_________________
Northwesterner


Top
 Profile  
 
PostPosted: Mon Aug 13, 2012 9:43 am 
Offline

Joined: Wed Jul 11, 2012 8:16 am
Posts: 51
Location: Georgetown,TEXAS
I'll try amending the soil as I'm prepping for fall over the next couple of weeks. And in the meantime, I'll try watering more frequently, but a little less at a time. Thanks so much!


Top
 Profile  
 
PostPosted: Mon Aug 13, 2012 10:44 am 
Offline

Joined: Thu Jul 12, 2012 12:51 pm
Posts: 24
Location: South Texas
My peppers, only thing still living in this South Texas heat, get watered only maybe twice a week, at the most. They droop pretty good, but I look in the morning for drooping. If the they are wilting in the am, I'll water with a slow trickle on the ground.

I would be leery of water more often with less water. This will promote shallower roots and more prone to wilting. Slow water seeping deep into the ground will help the roots go deeper after water, and will help the plants go longer without water, due to the higher moisture content down deep.

I've heard this phrase "you can't water too much, but you can water too frequently."


Top
 Profile  
 
PostPosted: Sun Aug 26, 2012 7:37 am 
Offline
Moderator
Moderator

Joined: Fri Apr 04, 2003 1:52 pm
Posts: 2017
Location: Dallas,TEXAS
It is normal for most plants to droop in the middle of the day because of the heat.
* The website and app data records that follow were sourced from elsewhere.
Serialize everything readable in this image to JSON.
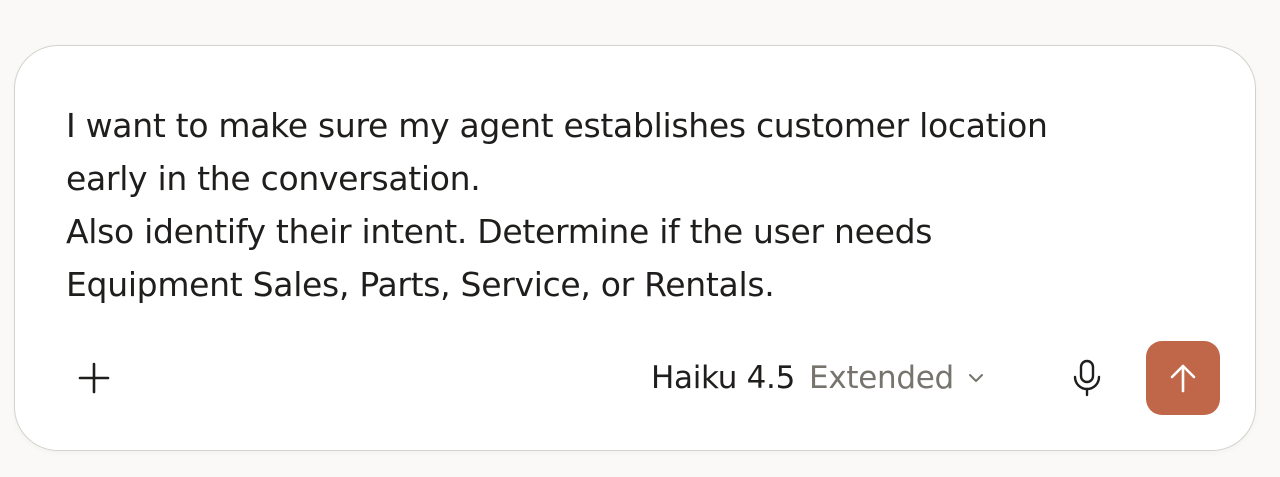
{
  "composer": {
    "message_lines": [
      "I want to make sure my agent establishes customer location",
      "early in the conversation.",
      "Also identify their intent. Determine if the user needs",
      "Equipment Sales, Parts, Service, or Rentals."
    ]
  },
  "toolbar": {
    "add_icon": "plus-icon",
    "model_name": "Haiku 4.5",
    "model_mode": "Extended",
    "dropdown_icon": "chevron-down-icon",
    "mic_icon": "microphone-icon",
    "send_icon": "arrow-up-icon"
  },
  "colors": {
    "send_button": "#c0674a",
    "text_primary": "#1f1e1c",
    "text_secondary": "#77746e",
    "border": "#d4d2cc",
    "background": "#faf9f7"
  }
}
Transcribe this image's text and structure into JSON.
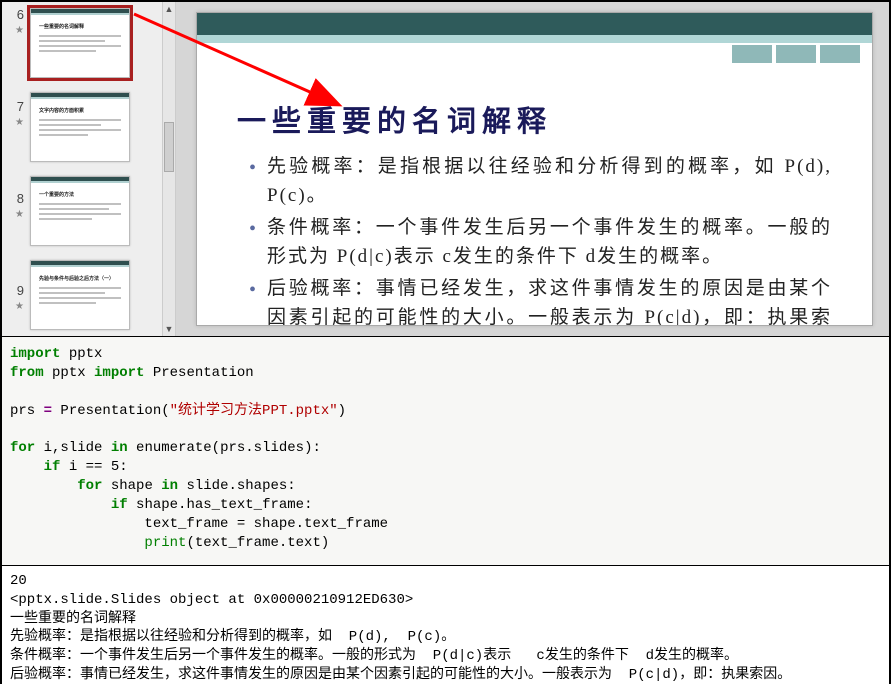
{
  "thumbs": [
    {
      "num": "6",
      "title": "一些重要的名词解释",
      "selected": true
    },
    {
      "num": "7",
      "title": "文字内容的方面积累",
      "selected": false
    },
    {
      "num": "8",
      "title": "一个重要的方法",
      "selected": false
    },
    {
      "num": "9",
      "title": "先验与条件与后验之后方法（一）",
      "selected": false
    }
  ],
  "slide": {
    "title": "一些重要的名词解释",
    "bullets": [
      "先验概率：是指根据以往经验和分析得到的概率，如 P(d), P(c)。",
      "条件概率：一个事件发生后另一个事件发生的概率。一般的形式为 P(d|c)表示 c发生的条件下 d发生的概率。",
      "后验概率：事情已经发生，求这件事情发生的原因是由某个因素引起的可能性的大小。一般表示为 P(c|d)，即：执果索因。"
    ]
  },
  "code": {
    "kw_import1": "import",
    "mod_pptx": " pptx",
    "kw_from": "from",
    "mod_pptx2": " pptx ",
    "kw_import2": "import",
    "cls_pres": " Presentation",
    "var_prs": "prs ",
    "op_eq": "=",
    "call_pres": " Presentation(",
    "str_file": "\"统计学习方法PPT.pptx\"",
    "close_paren": ")",
    "kw_for1": "for",
    "for1_mid": " i,slide ",
    "kw_in1": "in",
    "for1_tail": " enumerate(prs.slides):",
    "kw_if1": "if",
    "if1_tail": " i == 5:",
    "kw_for2": "for",
    "for2_mid": " shape ",
    "kw_in2": "in",
    "for2_tail": " slide.shapes:",
    "kw_if2": "if",
    "if2_tail": " shape.has_text_frame:",
    "line_assign": "                text_frame = shape.text_frame",
    "bi_print": "print",
    "print_tail": "(text_frame.text)"
  },
  "output": {
    "l1": "20",
    "l2": "<pptx.slide.Slides object at 0x00000210912ED630>",
    "l3": "一些重要的名词解释",
    "l4": "先验概率：是指根据以往经验和分析得到的概率，如  P(d),  P(c)。",
    "l5": "条件概率：一个事件发生后另一个事件发生的概率。一般的形式为  P(d|c)表示   c发生的条件下  d发生的概率。",
    "l6": "后验概率：事情已经发生，求这件事情发生的原因是由某个因素引起的可能性的大小。一般表示为  P(c|d)，即：执果索因。"
  }
}
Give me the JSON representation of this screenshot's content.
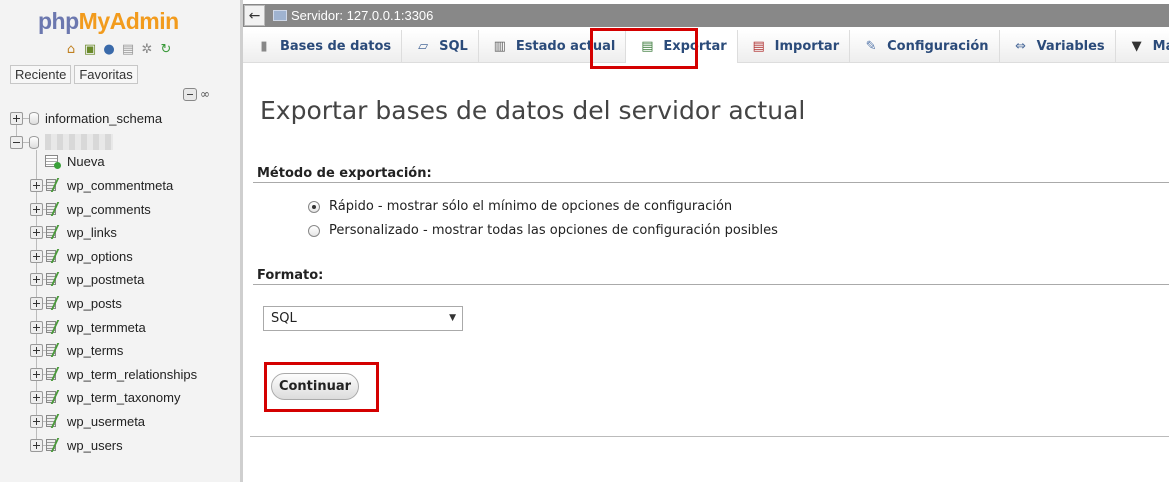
{
  "app": {
    "logo_php": "php",
    "logo_myadmin": "MyAdmin",
    "brand_colors": {
      "php": "#6c78af",
      "myadmin": "#f29b1d"
    }
  },
  "nav": {
    "icons": [
      "home-icon",
      "logout-icon",
      "help-icon",
      "docs-icon",
      "settings-icon",
      "reload-icon"
    ],
    "tabs": {
      "recent": "Reciente",
      "favorites": "Favoritas"
    },
    "databases": [
      {
        "name": "information_schema",
        "expanded": false
      },
      {
        "name": "",
        "expanded": true,
        "name_obscured": true
      }
    ],
    "new_label": "Nueva",
    "tables": [
      "wp_commentmeta",
      "wp_comments",
      "wp_links",
      "wp_options",
      "wp_postmeta",
      "wp_posts",
      "wp_termmeta",
      "wp_terms",
      "wp_term_relationships",
      "wp_term_taxonomy",
      "wp_usermeta",
      "wp_users"
    ]
  },
  "topbar": {
    "back_label": "←",
    "server_label": "Servidor: 127.0.0.1:3306"
  },
  "tabs": [
    {
      "label": "Bases de datos",
      "icon": "database-icon",
      "active": false
    },
    {
      "label": "SQL",
      "icon": "sql-icon",
      "active": false
    },
    {
      "label": "Estado actual",
      "icon": "status-chart-icon",
      "active": false
    },
    {
      "label": "Exportar",
      "icon": "export-icon",
      "active": true,
      "highlighted": true
    },
    {
      "label": "Importar",
      "icon": "import-icon",
      "active": false
    },
    {
      "label": "Configuración",
      "icon": "wrench-icon",
      "active": false
    },
    {
      "label": "Variables",
      "icon": "variables-icon",
      "active": false
    },
    {
      "label": "Más",
      "icon": "chevron-down-icon",
      "active": false
    }
  ],
  "main": {
    "title": "Exportar bases de datos del servidor actual",
    "method_heading": "Método de exportación:",
    "method_options": [
      {
        "label": "Rápido - mostrar sólo el mínimo de opciones de configuración",
        "checked": true
      },
      {
        "label": "Personalizado - mostrar todas las opciones de configuración posibles",
        "checked": false
      }
    ],
    "format_heading": "Formato:",
    "format_value": "SQL",
    "continue_label": "Continuar",
    "highlight_color": "#d40000"
  }
}
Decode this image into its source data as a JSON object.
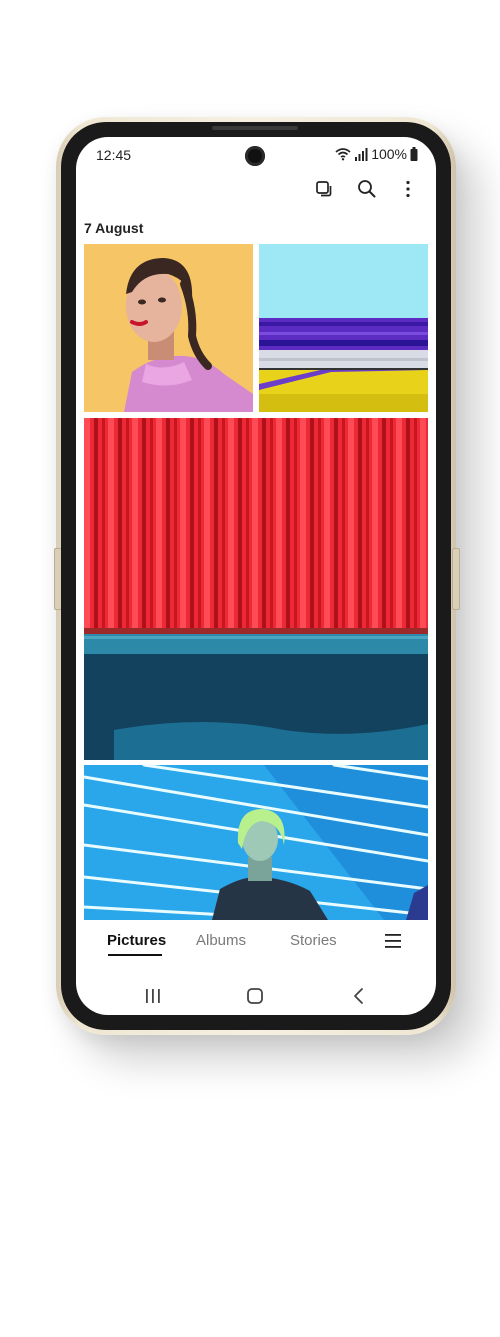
{
  "status": {
    "time": "12:45",
    "battery": "100%"
  },
  "gallery": {
    "date_header": "7 August",
    "photos": [
      {
        "subject": "woman-with-braids-yellow-background"
      },
      {
        "subject": "cyan-purple-yellow-stripes"
      },
      {
        "subject": "red-corrugated-wall-blue-ledge"
      },
      {
        "subject": "woman-blue-light-stripes"
      }
    ]
  },
  "tabs": {
    "pictures": "Pictures",
    "albums": "Albums",
    "stories": "Stories",
    "active": "pictures"
  },
  "icons": {
    "select": "select-icon",
    "search": "search-icon",
    "more": "more-vertical-icon",
    "menu": "hamburger-menu-icon",
    "recents": "recents-icon",
    "home": "home-icon",
    "back": "back-icon"
  },
  "colors": {
    "frame": "#efe7d3",
    "text": "#222222",
    "inactive_tab": "#7a7a7a"
  }
}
Look at them in the morning and in the evening to tell if they are drooping because of a moisture issue. Also remember that a plant can only show you in so many ways that it's having a moisture problem, turning brown and drooping are 2 of them. If it's droopy in the morning, poke your finger all the way down into the soil and check for moisture. Drooping does not always mean dry. Drooping can mean that it is staying too wet!

If you cannot poke your finger into the soil because it's too hard then you may not have enough compost added to help break up the clay. I think 1" every other day is way too much. I water deeply every 3 days....even tomatoes.

_________________
Sandi
Texas Certified Nursery Professional
Texas Master Naturalist
Organic gardener
Tree-Hugger
Native Texan


Top
 Profile  
 
PostPosted: Sun Aug 26, 2012 1:22 pm 
Offline

Joined: Wed Jul 11, 2012 8:16 am
Posts: 51
Location: Georgetown,TEXAS
Thanks, Sandi! I think I've determined that they were getting watered too much. They were being watered from 2 zones, so were being watered twice what they should have been. I think I've fixed it, the peppers are not so shriveled anymore. Appreciate all the help!


Top
 Profile  
 
Display posts from previous:  Sort by  
Post new topic Reply to topic  [ 11 posts ] 

All times are UTC - 6 hours


Who is online

Users browsing this forum: No registered users and 1 guest


You cannot post new topics in this forum
You cannot reply to topics in this forum
You cannot edit your posts in this forum
You cannot delete your posts in this forum
You cannot post attachments in this forum

Search for:
Jump to:  
Powered by eWeblife